Most of the time, cleaning products are stored in cabinets underneath sinks. This causes the formation, in confined and poorly ventilated spaces, a corrosive vapour that will then condense on the existing metallic surfaces. The condensation phenomenon, by its repetitive nature, increases the concentration of corrosive products on metallic surfaces that will end up corroding.

  1. The Presence of Stress of Tension

Typically, the stress responsible for the stress cracking corrosion is a combination of several types of stress:

  • Residual stress results from the manufacturing process. Indeed, in the case of flexible supply tubes, the manufacturing process of the wires constituting the metallic sheath, called wire drawing, consisting in a sequence of plastic cold working. This process causes residual stress of tension that persists in the final product, based on the duration of use. This stress adds up to normal operating conditions and increases the stress cracking corrosion risk on the sheath.
  • Normal operating conditions stress. In the case of flexible supply lines, the water pressure, that is always present in plumbing pipes, is the normal operating conditions stress.
  • Stress induced by the installation. In the case of flexible supply lines, the bending property of the tube for easy installation in the narrow spaces, may bring to excessive deformation; this will cause additional stress.

 

Responsability and good practice

In conclusion, considering the complexity of the stress cracking corrosion phenomenon, it is often very difficult to determine the only responsibility for the risked damages during the failure of a flexible supply tube.

Actually, the responsibility is, occasionally, shared between the manufacturer, installer and user. In other case, one of the three key factors – materials, environments, and stresses – has a distinct contribution more significant than the other three, and, consequently, the responsibility may be attributed to one of the three involved parts.

So, to reduce failure risks of the flexible supply tubes with metallic sheaths and for a prolonged lifetime, we may, as a user, follow a few simple steps:
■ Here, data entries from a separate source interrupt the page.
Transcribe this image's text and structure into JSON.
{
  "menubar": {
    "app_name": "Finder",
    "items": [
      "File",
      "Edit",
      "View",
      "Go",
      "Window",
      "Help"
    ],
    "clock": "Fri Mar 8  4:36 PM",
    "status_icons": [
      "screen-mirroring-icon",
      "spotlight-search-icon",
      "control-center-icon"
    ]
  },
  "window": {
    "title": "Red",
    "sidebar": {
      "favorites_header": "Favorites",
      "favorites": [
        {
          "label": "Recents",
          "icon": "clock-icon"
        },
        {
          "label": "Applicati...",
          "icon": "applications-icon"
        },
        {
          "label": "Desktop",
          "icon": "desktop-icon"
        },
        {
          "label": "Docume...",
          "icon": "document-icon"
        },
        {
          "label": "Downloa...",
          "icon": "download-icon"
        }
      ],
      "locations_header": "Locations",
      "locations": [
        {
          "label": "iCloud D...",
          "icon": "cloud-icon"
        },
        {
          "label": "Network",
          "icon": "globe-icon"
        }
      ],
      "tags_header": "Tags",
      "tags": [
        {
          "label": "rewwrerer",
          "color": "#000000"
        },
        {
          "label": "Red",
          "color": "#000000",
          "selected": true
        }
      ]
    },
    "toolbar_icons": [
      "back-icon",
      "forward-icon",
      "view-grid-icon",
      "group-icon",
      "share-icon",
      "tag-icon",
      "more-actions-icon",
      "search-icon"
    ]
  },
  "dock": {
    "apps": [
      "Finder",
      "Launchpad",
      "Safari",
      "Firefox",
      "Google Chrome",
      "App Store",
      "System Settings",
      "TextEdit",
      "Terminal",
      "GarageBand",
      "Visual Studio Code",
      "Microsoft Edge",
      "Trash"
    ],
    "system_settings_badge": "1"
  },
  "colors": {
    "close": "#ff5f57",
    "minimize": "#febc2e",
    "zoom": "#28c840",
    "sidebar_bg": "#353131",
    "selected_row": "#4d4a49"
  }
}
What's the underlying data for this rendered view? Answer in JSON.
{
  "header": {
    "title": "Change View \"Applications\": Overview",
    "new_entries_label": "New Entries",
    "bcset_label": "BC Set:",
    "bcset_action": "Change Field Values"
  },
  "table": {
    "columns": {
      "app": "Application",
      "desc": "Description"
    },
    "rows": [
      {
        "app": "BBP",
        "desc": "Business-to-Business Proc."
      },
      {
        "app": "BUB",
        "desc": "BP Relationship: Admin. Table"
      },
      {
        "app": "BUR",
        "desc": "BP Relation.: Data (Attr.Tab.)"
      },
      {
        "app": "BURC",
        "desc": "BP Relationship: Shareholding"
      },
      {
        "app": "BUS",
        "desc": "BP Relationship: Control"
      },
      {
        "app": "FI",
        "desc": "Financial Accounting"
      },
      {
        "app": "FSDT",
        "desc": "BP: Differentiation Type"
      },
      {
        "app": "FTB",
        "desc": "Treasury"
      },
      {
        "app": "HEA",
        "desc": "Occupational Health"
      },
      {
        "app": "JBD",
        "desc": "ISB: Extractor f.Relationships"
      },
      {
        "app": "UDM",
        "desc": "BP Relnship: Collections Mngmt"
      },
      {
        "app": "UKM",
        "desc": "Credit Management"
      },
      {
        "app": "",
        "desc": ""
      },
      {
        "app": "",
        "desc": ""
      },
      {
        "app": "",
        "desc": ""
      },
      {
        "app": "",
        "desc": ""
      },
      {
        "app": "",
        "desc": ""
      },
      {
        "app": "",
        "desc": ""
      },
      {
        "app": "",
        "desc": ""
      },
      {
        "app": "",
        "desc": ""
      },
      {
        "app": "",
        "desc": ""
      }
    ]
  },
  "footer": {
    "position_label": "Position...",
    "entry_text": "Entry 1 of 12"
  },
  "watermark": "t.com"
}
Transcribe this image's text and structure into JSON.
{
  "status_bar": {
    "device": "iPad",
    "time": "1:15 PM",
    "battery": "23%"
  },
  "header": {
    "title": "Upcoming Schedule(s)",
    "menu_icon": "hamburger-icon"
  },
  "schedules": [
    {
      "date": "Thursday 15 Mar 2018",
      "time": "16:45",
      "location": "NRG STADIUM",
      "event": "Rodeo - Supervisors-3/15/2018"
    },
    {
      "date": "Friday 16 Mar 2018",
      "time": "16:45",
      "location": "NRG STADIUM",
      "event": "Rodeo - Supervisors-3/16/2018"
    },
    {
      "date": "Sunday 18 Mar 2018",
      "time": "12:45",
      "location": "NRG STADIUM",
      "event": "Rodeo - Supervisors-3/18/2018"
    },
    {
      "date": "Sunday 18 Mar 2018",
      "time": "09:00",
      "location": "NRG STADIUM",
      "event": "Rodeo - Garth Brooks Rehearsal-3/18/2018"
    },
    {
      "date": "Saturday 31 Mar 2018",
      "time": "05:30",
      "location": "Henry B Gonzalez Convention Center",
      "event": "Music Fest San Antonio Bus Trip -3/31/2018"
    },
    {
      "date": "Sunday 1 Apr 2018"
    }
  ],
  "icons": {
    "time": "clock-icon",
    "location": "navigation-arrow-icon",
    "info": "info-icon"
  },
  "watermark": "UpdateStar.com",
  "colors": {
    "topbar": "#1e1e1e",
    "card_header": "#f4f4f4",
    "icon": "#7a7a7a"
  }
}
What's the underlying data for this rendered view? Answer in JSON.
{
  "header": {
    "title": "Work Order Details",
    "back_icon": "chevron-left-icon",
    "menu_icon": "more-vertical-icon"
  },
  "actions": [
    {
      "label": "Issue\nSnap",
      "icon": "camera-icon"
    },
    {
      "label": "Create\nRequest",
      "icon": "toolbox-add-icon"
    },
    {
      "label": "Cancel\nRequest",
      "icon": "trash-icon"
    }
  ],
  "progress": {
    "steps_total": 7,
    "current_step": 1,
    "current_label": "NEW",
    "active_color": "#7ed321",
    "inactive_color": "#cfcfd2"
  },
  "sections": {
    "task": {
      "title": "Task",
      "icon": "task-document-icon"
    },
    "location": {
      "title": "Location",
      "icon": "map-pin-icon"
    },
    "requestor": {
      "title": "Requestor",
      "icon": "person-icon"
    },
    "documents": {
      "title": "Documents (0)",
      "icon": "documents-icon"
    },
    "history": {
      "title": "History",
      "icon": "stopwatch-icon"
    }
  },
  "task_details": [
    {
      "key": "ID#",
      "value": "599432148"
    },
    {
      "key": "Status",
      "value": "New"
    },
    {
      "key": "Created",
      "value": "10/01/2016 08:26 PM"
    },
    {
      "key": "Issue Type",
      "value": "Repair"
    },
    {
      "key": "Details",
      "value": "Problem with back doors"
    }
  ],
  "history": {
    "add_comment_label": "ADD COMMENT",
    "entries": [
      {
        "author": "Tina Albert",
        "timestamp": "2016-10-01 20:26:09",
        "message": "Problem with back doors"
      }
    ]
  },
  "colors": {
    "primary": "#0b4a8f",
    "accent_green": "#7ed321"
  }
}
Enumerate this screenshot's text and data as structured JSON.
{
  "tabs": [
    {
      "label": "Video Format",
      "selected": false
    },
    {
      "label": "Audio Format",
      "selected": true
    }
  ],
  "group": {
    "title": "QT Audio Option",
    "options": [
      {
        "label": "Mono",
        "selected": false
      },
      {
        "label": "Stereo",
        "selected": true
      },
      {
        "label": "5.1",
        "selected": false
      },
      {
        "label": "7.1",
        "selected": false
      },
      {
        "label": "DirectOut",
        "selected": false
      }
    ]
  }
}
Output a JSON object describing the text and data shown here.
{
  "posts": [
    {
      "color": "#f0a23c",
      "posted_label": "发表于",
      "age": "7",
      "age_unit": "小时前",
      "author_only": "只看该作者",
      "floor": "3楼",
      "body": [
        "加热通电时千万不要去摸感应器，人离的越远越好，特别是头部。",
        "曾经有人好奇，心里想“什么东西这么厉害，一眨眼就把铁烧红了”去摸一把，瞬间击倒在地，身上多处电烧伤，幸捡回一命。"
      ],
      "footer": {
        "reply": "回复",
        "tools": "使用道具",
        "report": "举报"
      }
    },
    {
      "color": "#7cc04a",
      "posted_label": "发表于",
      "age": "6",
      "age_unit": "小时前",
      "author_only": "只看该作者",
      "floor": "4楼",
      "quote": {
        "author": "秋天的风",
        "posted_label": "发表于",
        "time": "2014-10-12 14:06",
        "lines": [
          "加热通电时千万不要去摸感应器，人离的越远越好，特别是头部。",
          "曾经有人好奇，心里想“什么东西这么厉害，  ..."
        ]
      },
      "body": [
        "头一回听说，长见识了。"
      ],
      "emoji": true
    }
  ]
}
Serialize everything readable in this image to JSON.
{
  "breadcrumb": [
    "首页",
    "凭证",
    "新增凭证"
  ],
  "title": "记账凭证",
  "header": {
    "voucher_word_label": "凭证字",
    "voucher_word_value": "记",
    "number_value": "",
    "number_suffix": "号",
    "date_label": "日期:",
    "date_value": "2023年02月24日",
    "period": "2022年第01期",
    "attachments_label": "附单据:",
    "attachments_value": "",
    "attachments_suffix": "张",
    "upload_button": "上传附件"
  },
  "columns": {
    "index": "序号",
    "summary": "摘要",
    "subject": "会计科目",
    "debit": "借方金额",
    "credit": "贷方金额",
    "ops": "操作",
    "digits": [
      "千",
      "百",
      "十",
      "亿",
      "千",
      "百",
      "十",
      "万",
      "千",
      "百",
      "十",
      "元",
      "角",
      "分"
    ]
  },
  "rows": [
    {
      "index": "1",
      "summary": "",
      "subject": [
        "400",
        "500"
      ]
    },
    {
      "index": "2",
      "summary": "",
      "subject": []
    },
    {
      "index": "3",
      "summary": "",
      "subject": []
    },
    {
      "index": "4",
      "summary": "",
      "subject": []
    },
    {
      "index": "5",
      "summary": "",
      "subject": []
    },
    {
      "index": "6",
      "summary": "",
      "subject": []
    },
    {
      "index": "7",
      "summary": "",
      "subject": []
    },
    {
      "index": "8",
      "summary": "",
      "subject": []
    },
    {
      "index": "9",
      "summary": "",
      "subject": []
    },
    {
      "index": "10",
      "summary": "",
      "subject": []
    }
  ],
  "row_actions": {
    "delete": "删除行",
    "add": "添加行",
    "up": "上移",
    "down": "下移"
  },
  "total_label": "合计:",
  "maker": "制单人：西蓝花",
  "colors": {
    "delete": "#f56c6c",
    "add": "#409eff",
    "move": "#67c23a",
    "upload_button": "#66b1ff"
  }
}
  1. Never store chlorine-based cleaning products in cabinets underneath the sinks. Please note, except for special stainless-steel products, all cleaning products contain chlorine in different proportions.
  2. Run your hand across the tube. If small wires from the sheath sting your hand, it is time to consider replacing the tube as the stress cracking corrosion has probably started.
  3. Visually examine the tubes for traces of rust. If rust is present, the stress cracking corrosion has probably started. Therefore, it is probably time to replace your tubes.
  4. Observe the tube deformation: if the tubes seem to be bent or deformed, softly straighten it and put it back in a position to avoid all pronounced distortion.

 

By Marina Banuta, P.Eng., Ph.D. – Head of Department, Mechanical, Electrical and Materials

[1] Source: Water Damage Risk and Canadian Property Insurance Pricing, research paper from the Canadian Institute of Actuaries.

 

By |2019-06-14T16:43:17+00:00April 5th, 2019|News|0 Comments